CIC companies provide such capabilities as Low Earth Orbit (LEO), Geosynchronous Equatorial Orbit (GEO), and satellites with multiband communication support, mobility communications, voice and data connections, spatial and space-based technology solutions, and terrestrial imaging.

“The first indication that we might be experiencing war extending to space would be a jamming of satellite communications,” Air Force Maj. Gen. John Shaw, the commander of U.S. Space Force’s Space Operations Command, said in a recent Constellations podcast by Kratos Defense [KTOS]. “And so we have a number of companies that are part of our Commercial Integration Cell here at Vandenberg that are satellite communications companies, and if we detect some sort of jamming going on, we’ll let them know immediately.”

“They may detect it first and they let us know about it,” he said. “So collectively we have much greater awareness of what’s going on within the space environment and operate as a team in that fashion. And that’s just talking about satellite communications and jamming. The same could apply to any kind of challenge or issue within the space domain.”

Shaw said that “a war that extends into space could probably start with something as simple as electromagnetic interference or jamming satellites or trying to jam GPS signals, or maybe using lasers–directed energy weapons—to dazzle. That would mean to make any sensors that are looking down at the earth get blinded temporarily.”

Such attacks could escalate to kinetic anti-satellite (ASAT) weapons to destroy satellites on-orbit, he said.

While former U.S. Air Force Chief of Staff Gen. David Goldfein argued against U.S. ASAT tests in the spring of last year, Space Force leaders are not against developing U.S. offensive capabilities (Defense Daily, July 16).

“I think that the thing that maybe concerns me the most is not delivering space capabilities where they are needed by those joint warfighters on the ground or other national security needs,” Shaw said in the Kratos podcast. “Some may remember that the Iranians launched a missile attack against a base in Iraq back in January of this year and landed a number of missiles at one of the air bases where we had a large number of military personnel.
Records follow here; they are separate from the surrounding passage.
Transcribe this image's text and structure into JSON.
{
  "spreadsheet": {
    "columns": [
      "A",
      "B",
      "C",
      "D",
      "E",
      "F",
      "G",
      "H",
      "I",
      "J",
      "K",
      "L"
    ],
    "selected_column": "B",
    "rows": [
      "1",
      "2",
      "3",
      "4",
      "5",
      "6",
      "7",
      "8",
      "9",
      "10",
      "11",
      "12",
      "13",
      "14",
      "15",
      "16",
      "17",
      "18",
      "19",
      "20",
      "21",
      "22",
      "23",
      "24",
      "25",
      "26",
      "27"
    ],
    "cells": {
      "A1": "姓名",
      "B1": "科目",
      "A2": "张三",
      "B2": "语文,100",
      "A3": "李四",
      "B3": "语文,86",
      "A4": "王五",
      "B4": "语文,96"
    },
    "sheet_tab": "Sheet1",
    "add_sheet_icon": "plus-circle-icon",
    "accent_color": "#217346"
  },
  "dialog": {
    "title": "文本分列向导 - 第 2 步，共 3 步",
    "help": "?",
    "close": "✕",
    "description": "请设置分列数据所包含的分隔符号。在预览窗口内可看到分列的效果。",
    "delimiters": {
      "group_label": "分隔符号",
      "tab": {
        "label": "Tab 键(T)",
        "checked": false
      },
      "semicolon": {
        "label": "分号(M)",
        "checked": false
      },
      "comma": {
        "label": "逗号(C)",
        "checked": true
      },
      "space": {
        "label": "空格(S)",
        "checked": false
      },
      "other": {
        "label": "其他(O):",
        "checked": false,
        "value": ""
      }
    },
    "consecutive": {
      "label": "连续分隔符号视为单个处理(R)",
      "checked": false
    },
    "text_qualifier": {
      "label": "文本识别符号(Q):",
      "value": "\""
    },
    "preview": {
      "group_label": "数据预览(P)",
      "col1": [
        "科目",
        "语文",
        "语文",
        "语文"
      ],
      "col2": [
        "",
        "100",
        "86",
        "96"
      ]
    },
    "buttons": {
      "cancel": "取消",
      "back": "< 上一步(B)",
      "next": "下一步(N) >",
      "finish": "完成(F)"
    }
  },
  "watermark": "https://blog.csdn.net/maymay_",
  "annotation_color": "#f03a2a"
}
Well, our space capabilities, and our people operating those space capabilities, detected the launch of those missiles and gave alert immediately and gave a few minutes of alert to those people on the ground so they could take shelter, and as a result, we had no casualties in that particular event.”

On Jan. 8, Iran’s Islamic Revolutionary Guard Corps (IRGC) launched ballistic missiles at two airbases in western Iraq in retaliation for the U.S. MQ-9 Reaper strike that killed IRGC Maj. Gen. Qasem Soleimani, the commander of the Quds Force, five days earlier. The U.S. military initially said that there were no casualties in the Jan. 8 missile attacks, but DoD then disclosed that dozens of U.S. personnel had received concussions and traumatic brain injuries.

“If we hadn’t done our job that day [Jan. 8], if we hadn’t been observing, watching for those missile launches and raising that alert and hadn’t notified those people on the ground, there would have been casualties and deaths,” Shaw said. “And that’s the sort of thing that we just can’t allow to happen.”